Talking of politics trying to cope with capitalism’s erratic moves (see our last post), UK Chancellor Alistair Darling has come up with another wheeze to try and save Britain’s collapsing property market — now on the floor after a speculative frenzy to the tune of easy credit. Repossessions are dramatically up, not least in Manchester, a city often labeled as the ‘UK’s debt capital’.
First, the Chancellor tried to encourage the banks to clear up their own mess — with a bit of public money. Interesting isn’t it how (private) banking crises always try and turn themselves into (public) fiscal crises? And in both rich and poor countries, too (see Jay Rosengard on East Asia here, Willem Buiter’s blog, and Managing a Bank-Specific crisis: A UK perspective from the Bank of England, no less).
Now, the Chancellor is going to help local authorities and housing associations buy up unsold properties and help people facing repossession with mortgage rescue schemes.

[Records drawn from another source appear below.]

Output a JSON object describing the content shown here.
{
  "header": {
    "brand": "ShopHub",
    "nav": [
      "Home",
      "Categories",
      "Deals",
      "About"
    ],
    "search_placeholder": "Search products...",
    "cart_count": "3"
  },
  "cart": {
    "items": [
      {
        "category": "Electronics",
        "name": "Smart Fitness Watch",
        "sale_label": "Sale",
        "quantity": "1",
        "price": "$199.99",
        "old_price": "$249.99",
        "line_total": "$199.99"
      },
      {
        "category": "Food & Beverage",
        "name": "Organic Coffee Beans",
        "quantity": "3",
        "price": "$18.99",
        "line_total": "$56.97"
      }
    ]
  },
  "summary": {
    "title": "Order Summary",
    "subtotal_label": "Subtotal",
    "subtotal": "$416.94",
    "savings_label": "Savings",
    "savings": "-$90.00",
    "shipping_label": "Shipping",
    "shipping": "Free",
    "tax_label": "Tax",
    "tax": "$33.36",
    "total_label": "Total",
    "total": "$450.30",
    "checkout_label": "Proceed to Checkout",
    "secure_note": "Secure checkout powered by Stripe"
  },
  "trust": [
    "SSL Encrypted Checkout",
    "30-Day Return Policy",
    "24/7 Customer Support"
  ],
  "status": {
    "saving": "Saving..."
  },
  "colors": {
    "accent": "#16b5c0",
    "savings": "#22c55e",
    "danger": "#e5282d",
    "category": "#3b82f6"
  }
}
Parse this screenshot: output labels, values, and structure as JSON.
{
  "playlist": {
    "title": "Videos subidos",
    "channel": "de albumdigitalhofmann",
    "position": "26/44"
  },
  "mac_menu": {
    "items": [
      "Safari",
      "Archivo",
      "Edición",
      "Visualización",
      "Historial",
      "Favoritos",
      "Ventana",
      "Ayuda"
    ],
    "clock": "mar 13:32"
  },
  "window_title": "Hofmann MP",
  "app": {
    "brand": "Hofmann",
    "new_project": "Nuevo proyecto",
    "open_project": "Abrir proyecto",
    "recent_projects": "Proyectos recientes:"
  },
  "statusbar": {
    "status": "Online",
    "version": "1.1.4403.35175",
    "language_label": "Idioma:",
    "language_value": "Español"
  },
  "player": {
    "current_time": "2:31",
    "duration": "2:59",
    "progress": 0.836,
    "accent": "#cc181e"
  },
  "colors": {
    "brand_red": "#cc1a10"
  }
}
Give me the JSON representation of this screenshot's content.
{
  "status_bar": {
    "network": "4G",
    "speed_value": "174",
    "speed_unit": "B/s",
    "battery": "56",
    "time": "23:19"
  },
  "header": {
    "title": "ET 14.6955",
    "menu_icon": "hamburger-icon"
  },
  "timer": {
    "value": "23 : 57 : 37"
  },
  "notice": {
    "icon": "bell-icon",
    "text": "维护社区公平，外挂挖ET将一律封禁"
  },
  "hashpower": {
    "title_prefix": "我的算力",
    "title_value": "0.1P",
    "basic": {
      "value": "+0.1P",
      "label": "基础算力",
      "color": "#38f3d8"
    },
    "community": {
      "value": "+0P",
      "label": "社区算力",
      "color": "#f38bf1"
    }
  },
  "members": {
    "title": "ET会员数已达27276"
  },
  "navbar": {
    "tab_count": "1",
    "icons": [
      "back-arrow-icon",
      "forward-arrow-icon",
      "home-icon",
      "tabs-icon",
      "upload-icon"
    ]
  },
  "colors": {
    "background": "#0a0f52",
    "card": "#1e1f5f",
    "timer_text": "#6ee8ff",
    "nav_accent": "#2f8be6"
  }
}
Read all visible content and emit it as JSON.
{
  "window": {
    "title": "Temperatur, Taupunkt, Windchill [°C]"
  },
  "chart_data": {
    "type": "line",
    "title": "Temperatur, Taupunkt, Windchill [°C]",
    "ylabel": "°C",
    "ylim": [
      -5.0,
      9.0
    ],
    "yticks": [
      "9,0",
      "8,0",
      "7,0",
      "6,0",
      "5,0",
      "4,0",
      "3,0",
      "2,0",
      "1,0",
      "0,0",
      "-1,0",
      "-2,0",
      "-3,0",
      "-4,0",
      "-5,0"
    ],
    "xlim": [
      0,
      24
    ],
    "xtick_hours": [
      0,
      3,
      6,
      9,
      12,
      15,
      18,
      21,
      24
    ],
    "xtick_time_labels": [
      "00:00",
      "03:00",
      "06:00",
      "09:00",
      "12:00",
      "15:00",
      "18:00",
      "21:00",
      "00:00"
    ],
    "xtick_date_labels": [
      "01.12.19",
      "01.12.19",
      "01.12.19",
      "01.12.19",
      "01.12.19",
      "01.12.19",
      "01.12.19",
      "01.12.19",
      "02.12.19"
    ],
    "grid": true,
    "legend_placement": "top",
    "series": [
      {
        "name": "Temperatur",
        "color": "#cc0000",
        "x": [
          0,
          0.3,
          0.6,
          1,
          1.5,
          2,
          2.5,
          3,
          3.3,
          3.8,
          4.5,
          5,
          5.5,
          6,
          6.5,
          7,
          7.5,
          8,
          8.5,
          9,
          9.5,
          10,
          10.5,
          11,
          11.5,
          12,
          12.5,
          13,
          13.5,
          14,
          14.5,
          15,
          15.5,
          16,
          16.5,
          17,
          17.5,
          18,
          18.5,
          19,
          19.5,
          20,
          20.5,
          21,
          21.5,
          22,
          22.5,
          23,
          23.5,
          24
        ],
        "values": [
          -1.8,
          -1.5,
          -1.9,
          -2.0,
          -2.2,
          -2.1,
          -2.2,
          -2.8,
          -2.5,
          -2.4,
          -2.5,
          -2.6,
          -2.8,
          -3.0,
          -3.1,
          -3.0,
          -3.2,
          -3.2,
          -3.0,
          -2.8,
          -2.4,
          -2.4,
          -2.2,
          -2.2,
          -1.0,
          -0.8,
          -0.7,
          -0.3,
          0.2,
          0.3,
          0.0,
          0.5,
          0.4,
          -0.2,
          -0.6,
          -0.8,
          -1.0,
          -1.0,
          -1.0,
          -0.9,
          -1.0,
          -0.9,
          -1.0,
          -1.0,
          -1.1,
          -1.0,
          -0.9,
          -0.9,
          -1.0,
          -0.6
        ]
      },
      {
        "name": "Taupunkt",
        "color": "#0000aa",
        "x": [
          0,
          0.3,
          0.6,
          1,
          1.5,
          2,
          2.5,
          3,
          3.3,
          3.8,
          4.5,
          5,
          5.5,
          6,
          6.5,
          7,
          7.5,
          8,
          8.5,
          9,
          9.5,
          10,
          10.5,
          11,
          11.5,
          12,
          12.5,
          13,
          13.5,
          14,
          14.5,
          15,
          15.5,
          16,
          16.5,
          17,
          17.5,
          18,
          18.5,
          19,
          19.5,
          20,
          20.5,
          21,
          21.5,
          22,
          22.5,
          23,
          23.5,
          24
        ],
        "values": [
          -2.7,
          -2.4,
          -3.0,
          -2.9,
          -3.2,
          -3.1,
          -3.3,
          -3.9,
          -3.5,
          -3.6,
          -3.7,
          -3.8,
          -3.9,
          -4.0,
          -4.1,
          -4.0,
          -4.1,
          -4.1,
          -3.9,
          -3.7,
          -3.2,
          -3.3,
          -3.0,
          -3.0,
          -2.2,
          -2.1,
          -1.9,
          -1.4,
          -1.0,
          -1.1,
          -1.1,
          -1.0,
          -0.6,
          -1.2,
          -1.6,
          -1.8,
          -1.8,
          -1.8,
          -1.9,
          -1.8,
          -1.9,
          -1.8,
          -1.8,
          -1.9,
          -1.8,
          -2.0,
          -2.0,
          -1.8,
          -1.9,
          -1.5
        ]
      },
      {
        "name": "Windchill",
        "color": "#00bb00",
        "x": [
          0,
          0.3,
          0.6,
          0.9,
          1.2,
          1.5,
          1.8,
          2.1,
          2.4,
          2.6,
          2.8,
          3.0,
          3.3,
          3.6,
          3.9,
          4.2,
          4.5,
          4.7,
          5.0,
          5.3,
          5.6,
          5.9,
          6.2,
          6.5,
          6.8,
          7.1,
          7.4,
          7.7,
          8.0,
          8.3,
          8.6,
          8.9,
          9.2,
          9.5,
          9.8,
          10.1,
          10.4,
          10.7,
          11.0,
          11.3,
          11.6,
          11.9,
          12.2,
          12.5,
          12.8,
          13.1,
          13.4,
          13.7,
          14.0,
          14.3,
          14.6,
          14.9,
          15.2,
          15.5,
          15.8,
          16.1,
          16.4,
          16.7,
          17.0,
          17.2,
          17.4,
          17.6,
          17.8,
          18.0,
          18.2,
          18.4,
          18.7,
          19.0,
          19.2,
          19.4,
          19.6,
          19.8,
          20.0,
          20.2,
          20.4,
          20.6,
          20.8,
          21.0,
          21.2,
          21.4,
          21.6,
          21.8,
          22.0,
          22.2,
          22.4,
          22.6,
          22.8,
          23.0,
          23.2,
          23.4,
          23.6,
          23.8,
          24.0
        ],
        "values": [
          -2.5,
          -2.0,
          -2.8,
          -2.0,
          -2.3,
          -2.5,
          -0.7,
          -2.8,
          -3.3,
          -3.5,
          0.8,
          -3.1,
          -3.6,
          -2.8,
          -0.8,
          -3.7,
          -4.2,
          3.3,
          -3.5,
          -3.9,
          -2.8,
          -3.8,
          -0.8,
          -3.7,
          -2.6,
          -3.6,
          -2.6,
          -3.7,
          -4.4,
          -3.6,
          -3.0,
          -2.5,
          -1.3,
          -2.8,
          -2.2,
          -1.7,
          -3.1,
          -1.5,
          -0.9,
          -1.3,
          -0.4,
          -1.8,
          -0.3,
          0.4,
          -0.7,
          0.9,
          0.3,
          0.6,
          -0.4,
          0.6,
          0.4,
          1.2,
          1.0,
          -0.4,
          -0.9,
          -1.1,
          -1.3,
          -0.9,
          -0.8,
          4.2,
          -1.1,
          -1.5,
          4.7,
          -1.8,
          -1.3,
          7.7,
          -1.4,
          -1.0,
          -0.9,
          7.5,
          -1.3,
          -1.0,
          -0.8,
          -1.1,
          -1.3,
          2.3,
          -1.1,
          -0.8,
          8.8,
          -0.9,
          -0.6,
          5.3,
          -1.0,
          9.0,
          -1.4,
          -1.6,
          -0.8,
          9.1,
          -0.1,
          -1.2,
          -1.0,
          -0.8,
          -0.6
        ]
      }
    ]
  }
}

We leave it to our readers to figure out whether this is good or bad social policy (it’s good for the banks since the schemes reduce their bad debts: that fiscal connection again). It certainly reflects the political battering the government is taking. Today’s Times — with a nice photo of the ‘Chimney Pot’ regeneration in Salford — sums it all up:
“This latest strategy highlights the increasing influence of Vince Cable, the Liberal Democrats’ Treasury spokesman, a man as deft at articulating the concerns of Middle Britain as he is at the paso doble in the ballroom”.
Meanwhile, the UK property market seems unable to get to its feet. Dance on.